● **About this task**
Nothing in the records may be dropped or altered when you repeat them.

(Data for this exercise begins)

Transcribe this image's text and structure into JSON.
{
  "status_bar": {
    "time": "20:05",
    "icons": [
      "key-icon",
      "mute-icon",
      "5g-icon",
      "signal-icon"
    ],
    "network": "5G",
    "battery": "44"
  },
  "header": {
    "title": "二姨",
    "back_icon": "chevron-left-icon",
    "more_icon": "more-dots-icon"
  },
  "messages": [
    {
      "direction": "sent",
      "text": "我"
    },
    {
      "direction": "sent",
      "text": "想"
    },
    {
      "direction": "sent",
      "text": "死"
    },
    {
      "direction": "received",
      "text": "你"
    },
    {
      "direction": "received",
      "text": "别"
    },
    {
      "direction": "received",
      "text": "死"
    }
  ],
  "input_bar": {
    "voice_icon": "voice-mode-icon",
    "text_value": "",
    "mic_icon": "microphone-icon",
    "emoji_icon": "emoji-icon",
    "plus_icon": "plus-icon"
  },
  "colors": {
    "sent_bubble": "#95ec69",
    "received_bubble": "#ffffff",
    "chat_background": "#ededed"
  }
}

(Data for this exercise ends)

● **Answer below**
Transcribe this image's text and structure into JSON.
{
  "status_bar": {
    "time": "20:05",
    "icons": [
      "key-icon",
      "mute-icon",
      "5g-icon",
      "signal-icon"
    ],
    "network": "5G",
    "battery": "44"
  },
  "header": {
    "title": "二姨",
    "back_icon": "chevron-left-icon",
    "more_icon": "more-dots-icon"
  },
  "messages": [
    {
      "direction": "sent",
      "text": "我"
    },
    {
      "direction": "sent",
      "text": "想"
    },
    {
      "direction": "sent",
      "text": "死"
    },
    {
      "direction": "received",
      "text": "你"
    },
    {
      "direction": "received",
      "text": "别"
    },
    {
      "direction": "received",
      "text": "死"
    }
  ],
  "input_bar": {
    "voice_icon": "voice-mode-icon",
    "text_value": "",
    "mic_icon": "microphone-icon",
    "emoji_icon": "emoji-icon",
    "plus_icon": "plus-icon"
  },
  "colors": {
    "sent_bubble": "#95ec69",
    "received_bubble": "#ffffff",
    "chat_background": "#ededed"
  }
}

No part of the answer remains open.